Fumigation and targeted treatments

Professional pest control services may employ fumigation techniques for severe infestations. This process involves sealing off the affected area and introducing a fumigant to eliminate all stages of the moth’s life cycle. Targeted treatments using insecticides may also be applied to specific areas to ensure complete eradication.

Ensuring long-term prevention

Professional pest control services can also provide long-term prevention strategies to minimize the risk of future infestations. They may recommend structural modifications, such as sealing entry points or installing insect screens, to prevent moths from entering your storage areas. Regular monitoring and follow-up treatments can help maintain a moth-free environment.

Impact of Food Moth Infestation

Financial losses for businesses

Food moth infestations can lead to significant financial losses for businesses in the food industry. Infested products must be discarded, resulting in wasted inventory and loss of revenue. Additionally, reputation damage and potential legal consequences can further impact the financial stability of businesses.

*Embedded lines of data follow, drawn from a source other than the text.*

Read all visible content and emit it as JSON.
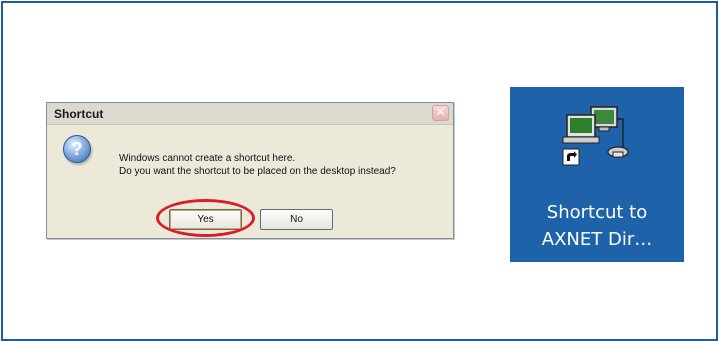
{
  "dialog": {
    "title": "Shortcut",
    "close_glyph": "✕",
    "icon": "help-question-icon",
    "message_line1": "Windows cannot create a shortcut here.",
    "message_line2": "Do you want the shortcut to be placed on the desktop instead?",
    "yes_label": "Yes",
    "no_label": "No"
  },
  "annotation": {
    "highlight_color": "#d81e28",
    "target": "yes-button"
  },
  "desktop_icon": {
    "icon": "network-computers-shortcut-icon",
    "label_line1": "Shortcut to",
    "label_line2": "AXNET Dir…",
    "background": "#1e62aa"
  },
  "colors": {
    "frame_border": "#1d5d9a"
  }
}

Health risks and contamination

Food moth infestations pose health risks as they can contaminate food products with their larvae, excrement, and webbing. Consuming infested food can lead to digestive issues, foodborne illnesses, or allergic reactions. Contamination may also result in expensive product recalls or legal liabilities for food manufacturers.

Damaged reputation

A food moth infestation can severely damage the reputation of businesses, especially those in the food industry. Word of mouth spreads quickly, and customers are likely to avoid establishments known to have infestation issues. A damaged reputation can be challenging to recover from and may take time and substantial effort to regain trust.

Educating and Training Personnel

Importance of staff awareness

Educating and training personnel about food moth prevention measures is essential in minimizing the risk of infestation. Staff should be aware of the signs of infestation, proper storage techniques, and the importance of cleanliness and sanitation. Regular reminders and refresher training sessions can help maintain staff awareness.

Proper handling and storage training

Staff should receive training on proper food handling and storage practices to prevent food moth infestations. This includes techniques like sealing containers tightly, inspecting incoming food products, and reporting any signs of infestation promptly. Emphasizing the importance of these practices can help prevent future outbreaks.

Regular monitoring and reporting

Establishing a system for regular monitoring and reporting of any signs of infestation is crucial. Encourage staff to be vigilant and report any sightings of adult moths, larvae, or webbing immediately. Timely reporting allows for swift action, preventing the spread of infestation and minimizing potential damage.

Conclusion

Food moth infestations can be a significant nuisance, both in residential and commercial settings. By familiarizing yourself with the physical appearance, behavior, and signs of food moths, you can identify and address infestations early. Implementing proper food storage techniques, regular inspections, and thorough cleaning practices are key to preventing infestations. Should an infestation occur, swift action, whether through natural remedies, professional pest control services, or a combination of both, is necessary to eradicate the problem. By taking proactive measures and educating personnel, the risk of food moth infestations can be significantly reduced, protecting both your health and reputation.

PestControl

Hi, I'm Pest Control, the author behind Bug Masters Online. My mission is to provide you with the ultimate guide to conquering pests and regaining control of your space. At Bug Masters Online, we understand the importance of maintaining a pest-free environment in your home or business. That's why we offer a comprehensive range of products that tackle pest infestations head-on. Our website is not just a place to purchase products – it's a hub of knowledge where you can learn about different pests, their behaviors, habitats, and effective prevention strategies. With our carefully curated selection of products, you can say goodbye to frustrating flies and pesky mice. Let's put an end to your pest problems together.